**SUPPLIED MATERIAL:**
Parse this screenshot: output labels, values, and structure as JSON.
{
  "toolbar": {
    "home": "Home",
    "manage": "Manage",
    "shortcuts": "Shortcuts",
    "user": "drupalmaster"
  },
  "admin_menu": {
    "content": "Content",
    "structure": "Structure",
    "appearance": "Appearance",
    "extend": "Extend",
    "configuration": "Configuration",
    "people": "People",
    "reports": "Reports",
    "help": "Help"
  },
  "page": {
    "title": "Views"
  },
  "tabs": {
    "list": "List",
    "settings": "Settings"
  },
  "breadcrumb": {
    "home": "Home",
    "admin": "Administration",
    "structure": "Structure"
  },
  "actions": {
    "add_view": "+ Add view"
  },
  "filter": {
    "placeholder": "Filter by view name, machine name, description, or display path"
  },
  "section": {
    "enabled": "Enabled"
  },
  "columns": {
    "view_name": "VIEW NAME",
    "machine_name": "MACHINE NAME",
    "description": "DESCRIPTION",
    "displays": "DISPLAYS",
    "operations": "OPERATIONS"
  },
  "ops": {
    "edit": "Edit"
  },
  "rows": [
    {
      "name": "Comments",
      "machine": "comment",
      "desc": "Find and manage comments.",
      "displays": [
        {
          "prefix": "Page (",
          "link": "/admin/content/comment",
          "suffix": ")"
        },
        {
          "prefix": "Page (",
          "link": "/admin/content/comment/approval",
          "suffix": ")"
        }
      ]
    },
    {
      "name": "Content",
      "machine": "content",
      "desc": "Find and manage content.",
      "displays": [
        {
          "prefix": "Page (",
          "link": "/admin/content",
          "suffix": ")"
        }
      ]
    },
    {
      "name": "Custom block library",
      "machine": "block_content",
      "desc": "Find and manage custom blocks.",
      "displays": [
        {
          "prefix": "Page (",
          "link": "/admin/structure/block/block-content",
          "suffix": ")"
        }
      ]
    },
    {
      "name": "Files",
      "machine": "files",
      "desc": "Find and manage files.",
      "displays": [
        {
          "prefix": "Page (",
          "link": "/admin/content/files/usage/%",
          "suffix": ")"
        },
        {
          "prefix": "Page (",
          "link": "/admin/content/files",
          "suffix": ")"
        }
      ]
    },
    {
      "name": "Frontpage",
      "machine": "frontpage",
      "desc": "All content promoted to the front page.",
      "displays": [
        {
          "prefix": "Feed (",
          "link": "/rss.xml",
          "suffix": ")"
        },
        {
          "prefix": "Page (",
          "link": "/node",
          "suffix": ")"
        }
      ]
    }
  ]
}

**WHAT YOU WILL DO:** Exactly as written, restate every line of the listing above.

**FINISHED EXERCISE:**
Parse this screenshot: output labels, values, and structure as JSON.
{
  "toolbar": {
    "home": "Home",
    "manage": "Manage",
    "shortcuts": "Shortcuts",
    "user": "drupalmaster"
  },
  "admin_menu": {
    "content": "Content",
    "structure": "Structure",
    "appearance": "Appearance",
    "extend": "Extend",
    "configuration": "Configuration",
    "people": "People",
    "reports": "Reports",
    "help": "Help"
  },
  "page": {
    "title": "Views"
  },
  "tabs": {
    "list": "List",
    "settings": "Settings"
  },
  "breadcrumb": {
    "home": "Home",
    "admin": "Administration",
    "structure": "Structure"
  },
  "actions": {
    "add_view": "+ Add view"
  },
  "filter": {
    "placeholder": "Filter by view name, machine name, description, or display path"
  },
  "section": {
    "enabled": "Enabled"
  },
  "columns": {
    "view_name": "VIEW NAME",
    "machine_name": "MACHINE NAME",
    "description": "DESCRIPTION",
    "displays": "DISPLAYS",
    "operations": "OPERATIONS"
  },
  "ops": {
    "edit": "Edit"
  },
  "rows": [
    {
      "name": "Comments",
      "machine": "comment",
      "desc": "Find and manage comments.",
      "displays": [
        {
          "prefix": "Page (",
          "link": "/admin/content/comment",
          "suffix": ")"
        },
        {
          "prefix": "Page (",
          "link": "/admin/content/comment/approval",
          "suffix": ")"
        }
      ]
    },
    {
      "name": "Content",
      "machine": "content",
      "desc": "Find and manage content.",
      "displays": [
        {
          "prefix": "Page (",
          "link": "/admin/content",
          "suffix": ")"
        }
      ]
    },
    {
      "name": "Custom block library",
      "machine": "block_content",
      "desc": "Find and manage custom blocks.",
      "displays": [
        {
          "prefix": "Page (",
          "link": "/admin/structure/block/block-content",
          "suffix": ")"
        }
      ]
    },
    {
      "name": "Files",
      "machine": "files",
      "desc": "Find and manage files.",
      "displays": [
        {
          "prefix": "Page (",
          "link": "/admin/content/files/usage/%",
          "suffix": ")"
        },
        {
          "prefix": "Page (",
          "link": "/admin/content/files",
          "suffix": ")"
        }
      ]
    },
    {
      "name": "Frontpage",
      "machine": "frontpage",
      "desc": "All content promoted to the front page.",
      "displays": [
        {
          "prefix": "Feed (",
          "link": "/rss.xml",
          "suffix": ")"
        },
        {
          "prefix": "Page (",
          "link": "/node",
          "suffix": ")"
        }
      ]
    }
  ]
}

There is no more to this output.